There was a long moment of silence afterwards and I almost began to think I’d read too much into this. I hadn’t, though: the short-haired woman strolled out of a nearby alley, hands casually in her pockets. No weapons in sight, but considering she’d thrown two dozen boats at the field earlier that meant less than nothing. She was smiling, but it didn’t reach her eyes.
“I love talking,” Thief said. “It allows me to ask all sorts of questions, like ‘why the fuck did you summon a bunch of devils, you unholy twit?’”
“Wasn’t me,” I said. “We’re clearing them out wherever we can.”
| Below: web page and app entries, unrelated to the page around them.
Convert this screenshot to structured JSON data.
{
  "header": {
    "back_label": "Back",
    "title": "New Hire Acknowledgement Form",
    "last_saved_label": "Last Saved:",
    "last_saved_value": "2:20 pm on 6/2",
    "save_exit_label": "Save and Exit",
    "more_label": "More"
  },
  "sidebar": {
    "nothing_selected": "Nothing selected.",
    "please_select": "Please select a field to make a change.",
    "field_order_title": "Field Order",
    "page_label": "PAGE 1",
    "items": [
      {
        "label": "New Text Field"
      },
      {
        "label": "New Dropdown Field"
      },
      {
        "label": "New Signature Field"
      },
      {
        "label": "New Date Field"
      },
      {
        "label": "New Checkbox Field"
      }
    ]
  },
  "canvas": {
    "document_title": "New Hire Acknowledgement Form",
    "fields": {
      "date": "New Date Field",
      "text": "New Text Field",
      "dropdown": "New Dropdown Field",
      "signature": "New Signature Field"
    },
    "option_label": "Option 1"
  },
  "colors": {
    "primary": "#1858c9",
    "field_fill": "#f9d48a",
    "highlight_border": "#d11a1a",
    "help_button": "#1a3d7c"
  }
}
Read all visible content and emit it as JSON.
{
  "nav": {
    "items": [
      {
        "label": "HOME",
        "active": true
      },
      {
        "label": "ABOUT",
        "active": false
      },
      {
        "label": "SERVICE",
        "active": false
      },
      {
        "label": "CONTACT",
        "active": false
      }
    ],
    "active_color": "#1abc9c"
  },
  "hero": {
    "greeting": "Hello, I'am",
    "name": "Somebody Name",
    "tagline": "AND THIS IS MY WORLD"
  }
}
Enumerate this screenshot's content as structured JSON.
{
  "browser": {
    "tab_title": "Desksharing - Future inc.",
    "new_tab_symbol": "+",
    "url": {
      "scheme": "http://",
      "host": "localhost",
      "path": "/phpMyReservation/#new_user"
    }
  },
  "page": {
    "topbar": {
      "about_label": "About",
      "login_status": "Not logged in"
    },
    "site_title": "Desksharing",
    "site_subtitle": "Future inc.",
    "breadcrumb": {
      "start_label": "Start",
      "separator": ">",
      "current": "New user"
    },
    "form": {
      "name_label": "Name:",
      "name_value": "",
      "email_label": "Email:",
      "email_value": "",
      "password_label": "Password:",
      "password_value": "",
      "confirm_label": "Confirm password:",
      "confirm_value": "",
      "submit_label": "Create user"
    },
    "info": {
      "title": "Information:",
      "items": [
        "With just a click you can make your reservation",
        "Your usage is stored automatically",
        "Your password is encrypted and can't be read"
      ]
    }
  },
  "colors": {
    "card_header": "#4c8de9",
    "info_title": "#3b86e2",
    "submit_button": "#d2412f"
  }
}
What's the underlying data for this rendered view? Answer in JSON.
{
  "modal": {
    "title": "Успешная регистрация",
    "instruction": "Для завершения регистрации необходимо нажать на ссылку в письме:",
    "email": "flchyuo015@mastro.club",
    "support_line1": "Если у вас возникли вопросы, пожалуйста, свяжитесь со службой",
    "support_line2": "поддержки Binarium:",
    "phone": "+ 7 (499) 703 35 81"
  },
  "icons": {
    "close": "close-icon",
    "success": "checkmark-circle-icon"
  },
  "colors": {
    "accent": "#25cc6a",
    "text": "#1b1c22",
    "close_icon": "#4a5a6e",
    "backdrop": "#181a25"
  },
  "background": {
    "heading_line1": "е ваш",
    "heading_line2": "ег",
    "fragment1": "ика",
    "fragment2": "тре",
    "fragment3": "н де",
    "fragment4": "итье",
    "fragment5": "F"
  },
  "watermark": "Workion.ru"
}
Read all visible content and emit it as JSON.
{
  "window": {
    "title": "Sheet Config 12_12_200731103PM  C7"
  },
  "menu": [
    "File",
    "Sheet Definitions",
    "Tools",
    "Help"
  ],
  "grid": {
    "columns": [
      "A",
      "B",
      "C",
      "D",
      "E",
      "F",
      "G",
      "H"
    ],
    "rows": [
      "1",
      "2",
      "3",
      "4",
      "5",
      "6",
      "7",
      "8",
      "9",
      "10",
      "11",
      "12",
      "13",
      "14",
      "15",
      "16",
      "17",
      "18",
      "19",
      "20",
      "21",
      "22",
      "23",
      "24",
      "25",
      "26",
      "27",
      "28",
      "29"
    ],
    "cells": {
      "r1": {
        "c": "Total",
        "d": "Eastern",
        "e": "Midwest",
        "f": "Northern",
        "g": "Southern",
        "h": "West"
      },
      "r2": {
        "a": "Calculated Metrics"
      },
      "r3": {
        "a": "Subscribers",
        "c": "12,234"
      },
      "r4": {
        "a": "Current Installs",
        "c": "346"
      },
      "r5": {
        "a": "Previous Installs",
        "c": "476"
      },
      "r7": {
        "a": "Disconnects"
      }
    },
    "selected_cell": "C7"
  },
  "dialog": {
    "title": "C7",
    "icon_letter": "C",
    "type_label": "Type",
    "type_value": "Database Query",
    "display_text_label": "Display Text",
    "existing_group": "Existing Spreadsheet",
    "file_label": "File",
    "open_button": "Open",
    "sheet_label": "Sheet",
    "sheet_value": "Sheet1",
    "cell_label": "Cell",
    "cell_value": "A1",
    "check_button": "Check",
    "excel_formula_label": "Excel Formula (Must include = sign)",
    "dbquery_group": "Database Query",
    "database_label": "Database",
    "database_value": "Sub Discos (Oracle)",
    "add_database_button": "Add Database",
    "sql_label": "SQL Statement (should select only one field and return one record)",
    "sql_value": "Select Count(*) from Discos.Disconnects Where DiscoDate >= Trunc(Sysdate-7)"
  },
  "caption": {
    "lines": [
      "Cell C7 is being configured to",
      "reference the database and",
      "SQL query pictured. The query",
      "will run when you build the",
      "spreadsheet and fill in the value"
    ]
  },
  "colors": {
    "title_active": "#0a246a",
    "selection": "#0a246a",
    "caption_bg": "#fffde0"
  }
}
“If they’re not on your side,” Thief said, narrowing her eyes, “why aren’t they attacking you?”
“It’s complicated,” I replied, “Long story short, Heiress is running a scheme.”
“Well that makes it all better then,” the heroine said with an unpleasant smile. “ Does that mean we’re friends now? Wanna hold hands, maybe braid my hair?”
“Heiress wouldn’t have had the excuse to pull something like this if you assholes weren’t summoning a brainwashing angel,” I retorted sharply.
There were limits to how civil I was willing to be with these people, and the kind of incivility I was willing to take from them.
“Desperate times,” Thief said, face turning blank. “What do you want, Foundling?”
“I want to talk with William.”
“Not sure he’ll be all that interested in talking,” the heroine said.
“That’ll be my problem to deal with,” I replied.
Thief mulled over that for a moment, then shrugged.
“No skin off my back if he puts you down, I suppose. Follow me,” she said. “Last I heard he was on the hunt for your little friend.”
I frowned. “Heiress?”
“That’s the one,” Thief agreed. “They should be playing the ‘who’s losing an arm’ game by now.”
The heroine leaned forward.
“Here’s a hint: the answer is usually ‘not him’.”